**SOURCE MATERIAL:**
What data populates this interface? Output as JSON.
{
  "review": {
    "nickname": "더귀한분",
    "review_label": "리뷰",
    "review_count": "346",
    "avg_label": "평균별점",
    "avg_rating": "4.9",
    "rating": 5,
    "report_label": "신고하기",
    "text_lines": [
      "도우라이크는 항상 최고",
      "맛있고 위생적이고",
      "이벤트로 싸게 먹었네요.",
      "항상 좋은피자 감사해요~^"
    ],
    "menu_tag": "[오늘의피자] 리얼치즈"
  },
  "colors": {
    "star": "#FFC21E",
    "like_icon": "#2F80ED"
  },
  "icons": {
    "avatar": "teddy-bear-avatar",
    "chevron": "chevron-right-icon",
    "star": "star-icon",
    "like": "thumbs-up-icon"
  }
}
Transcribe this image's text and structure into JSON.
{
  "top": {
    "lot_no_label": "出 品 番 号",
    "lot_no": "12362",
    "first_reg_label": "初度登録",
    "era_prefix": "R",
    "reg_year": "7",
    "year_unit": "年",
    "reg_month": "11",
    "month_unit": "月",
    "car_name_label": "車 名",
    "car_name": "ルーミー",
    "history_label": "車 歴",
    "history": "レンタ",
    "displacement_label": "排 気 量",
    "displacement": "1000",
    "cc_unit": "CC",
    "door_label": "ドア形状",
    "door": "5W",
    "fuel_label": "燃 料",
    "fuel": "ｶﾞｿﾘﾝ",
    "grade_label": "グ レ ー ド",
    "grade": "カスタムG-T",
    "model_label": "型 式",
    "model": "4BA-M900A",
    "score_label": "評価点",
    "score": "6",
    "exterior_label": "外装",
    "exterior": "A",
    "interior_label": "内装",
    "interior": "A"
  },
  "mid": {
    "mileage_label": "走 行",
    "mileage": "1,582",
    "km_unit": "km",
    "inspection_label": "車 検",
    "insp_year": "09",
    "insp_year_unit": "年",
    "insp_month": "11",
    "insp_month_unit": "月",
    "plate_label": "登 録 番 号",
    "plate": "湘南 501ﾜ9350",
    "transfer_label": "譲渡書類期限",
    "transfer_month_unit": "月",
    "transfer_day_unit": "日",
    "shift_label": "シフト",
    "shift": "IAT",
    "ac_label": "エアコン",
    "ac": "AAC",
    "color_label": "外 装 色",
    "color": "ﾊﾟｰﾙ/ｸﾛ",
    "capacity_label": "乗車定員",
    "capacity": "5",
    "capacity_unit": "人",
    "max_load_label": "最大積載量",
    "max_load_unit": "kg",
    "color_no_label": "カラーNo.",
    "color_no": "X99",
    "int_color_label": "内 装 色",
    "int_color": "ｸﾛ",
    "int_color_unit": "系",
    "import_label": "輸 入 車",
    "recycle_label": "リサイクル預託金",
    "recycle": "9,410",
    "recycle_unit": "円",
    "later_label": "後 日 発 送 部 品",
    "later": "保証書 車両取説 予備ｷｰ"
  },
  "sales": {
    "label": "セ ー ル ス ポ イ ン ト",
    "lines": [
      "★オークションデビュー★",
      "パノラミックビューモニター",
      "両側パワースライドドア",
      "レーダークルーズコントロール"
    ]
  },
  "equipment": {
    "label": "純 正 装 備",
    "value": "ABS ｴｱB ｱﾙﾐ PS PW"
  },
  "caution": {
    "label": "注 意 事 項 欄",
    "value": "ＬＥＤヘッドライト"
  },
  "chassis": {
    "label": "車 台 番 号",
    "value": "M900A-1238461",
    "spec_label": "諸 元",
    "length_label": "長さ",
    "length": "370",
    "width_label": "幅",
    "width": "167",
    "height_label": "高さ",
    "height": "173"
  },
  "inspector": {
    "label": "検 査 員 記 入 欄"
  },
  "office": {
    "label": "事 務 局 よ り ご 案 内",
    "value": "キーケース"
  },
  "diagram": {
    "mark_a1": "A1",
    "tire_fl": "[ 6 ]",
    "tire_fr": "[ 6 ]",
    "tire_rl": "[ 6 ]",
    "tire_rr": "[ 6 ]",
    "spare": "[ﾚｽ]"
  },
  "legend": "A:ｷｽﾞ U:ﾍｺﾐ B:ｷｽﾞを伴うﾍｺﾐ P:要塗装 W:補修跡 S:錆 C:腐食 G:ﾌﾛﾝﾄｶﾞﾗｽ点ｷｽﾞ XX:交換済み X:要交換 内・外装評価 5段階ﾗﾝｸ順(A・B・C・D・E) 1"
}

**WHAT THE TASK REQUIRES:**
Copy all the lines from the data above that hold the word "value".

**TASK RESPONSE:**
    "value": "ABS ｴｱB ｱﾙﾐ PS PW"
    "value": "ＬＥＤヘッドライト"
    "value": "M900A-1238461",
    "value": "キーケース"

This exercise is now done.